Collected data
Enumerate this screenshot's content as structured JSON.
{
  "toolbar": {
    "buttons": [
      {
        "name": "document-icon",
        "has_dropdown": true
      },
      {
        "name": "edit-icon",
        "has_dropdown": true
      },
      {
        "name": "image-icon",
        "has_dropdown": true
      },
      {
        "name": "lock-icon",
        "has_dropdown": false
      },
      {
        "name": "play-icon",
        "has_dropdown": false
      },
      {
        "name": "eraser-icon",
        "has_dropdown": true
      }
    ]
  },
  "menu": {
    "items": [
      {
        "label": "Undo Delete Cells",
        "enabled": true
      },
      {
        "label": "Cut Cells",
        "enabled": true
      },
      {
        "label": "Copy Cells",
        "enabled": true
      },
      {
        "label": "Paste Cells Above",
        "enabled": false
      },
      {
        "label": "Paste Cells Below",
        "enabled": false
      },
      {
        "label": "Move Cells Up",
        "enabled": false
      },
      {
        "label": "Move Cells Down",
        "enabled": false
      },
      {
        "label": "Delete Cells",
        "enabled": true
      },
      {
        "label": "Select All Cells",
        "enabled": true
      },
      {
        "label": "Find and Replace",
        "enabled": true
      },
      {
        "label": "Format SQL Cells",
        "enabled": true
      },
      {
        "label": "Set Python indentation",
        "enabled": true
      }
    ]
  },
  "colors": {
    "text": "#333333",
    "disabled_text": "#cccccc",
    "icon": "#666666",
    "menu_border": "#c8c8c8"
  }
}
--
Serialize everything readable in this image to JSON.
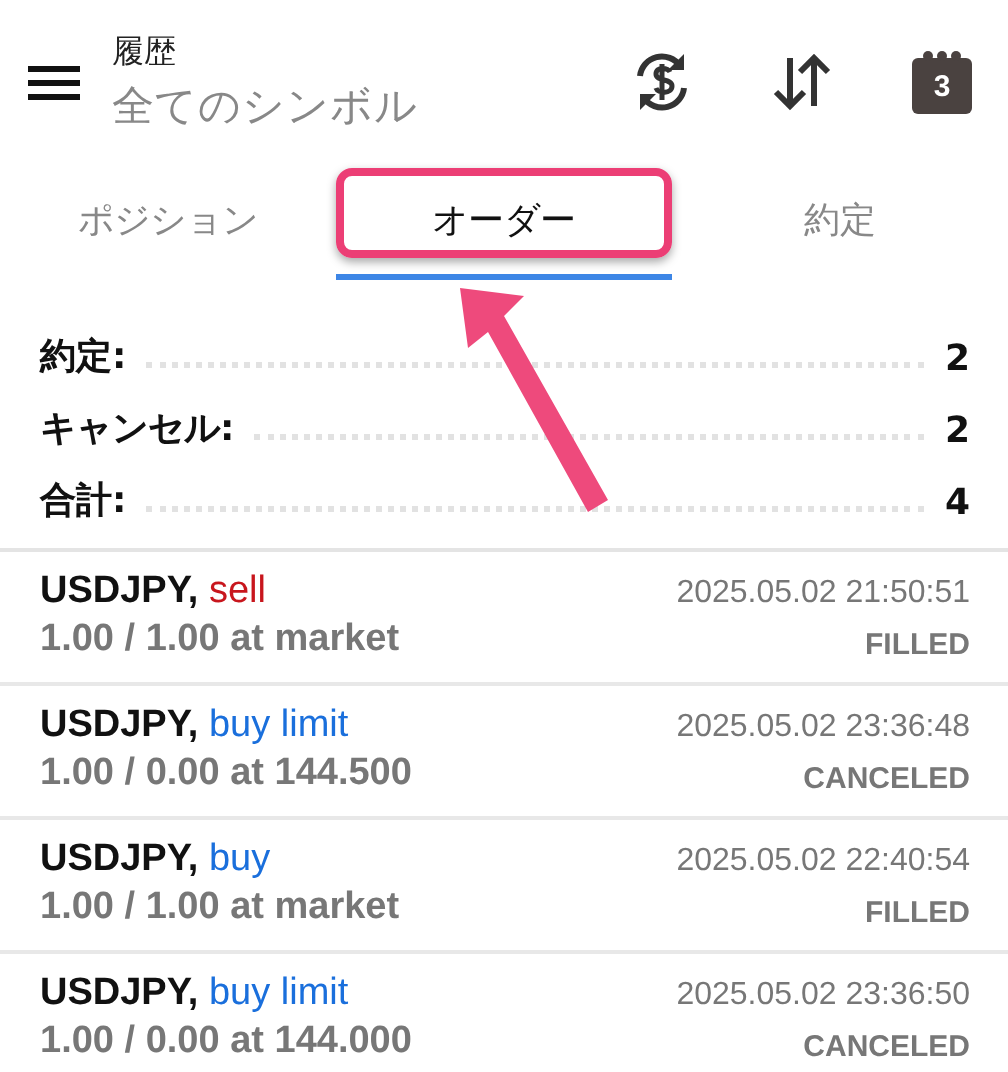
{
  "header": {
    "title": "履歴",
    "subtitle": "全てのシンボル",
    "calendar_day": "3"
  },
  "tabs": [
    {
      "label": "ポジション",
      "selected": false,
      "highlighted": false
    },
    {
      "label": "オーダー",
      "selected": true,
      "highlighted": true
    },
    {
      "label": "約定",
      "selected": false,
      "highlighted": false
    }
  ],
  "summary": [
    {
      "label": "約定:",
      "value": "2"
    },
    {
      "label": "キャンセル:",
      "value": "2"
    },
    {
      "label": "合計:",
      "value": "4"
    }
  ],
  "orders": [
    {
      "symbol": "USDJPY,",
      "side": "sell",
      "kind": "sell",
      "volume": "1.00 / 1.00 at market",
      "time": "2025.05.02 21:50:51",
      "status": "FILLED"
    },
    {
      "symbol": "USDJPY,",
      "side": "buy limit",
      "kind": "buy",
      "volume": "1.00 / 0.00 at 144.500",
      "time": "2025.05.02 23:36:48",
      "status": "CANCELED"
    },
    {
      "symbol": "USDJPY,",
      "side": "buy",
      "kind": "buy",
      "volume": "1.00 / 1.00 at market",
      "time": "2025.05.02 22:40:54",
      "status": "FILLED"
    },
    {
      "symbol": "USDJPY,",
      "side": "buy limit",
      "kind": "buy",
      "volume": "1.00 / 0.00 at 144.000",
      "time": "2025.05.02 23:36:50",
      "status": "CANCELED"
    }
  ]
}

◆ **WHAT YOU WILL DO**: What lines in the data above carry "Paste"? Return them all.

◆ **RESULT OF THIS TASK**:
        "label": "Paste Cells Above",
        "label": "Paste Cells Below",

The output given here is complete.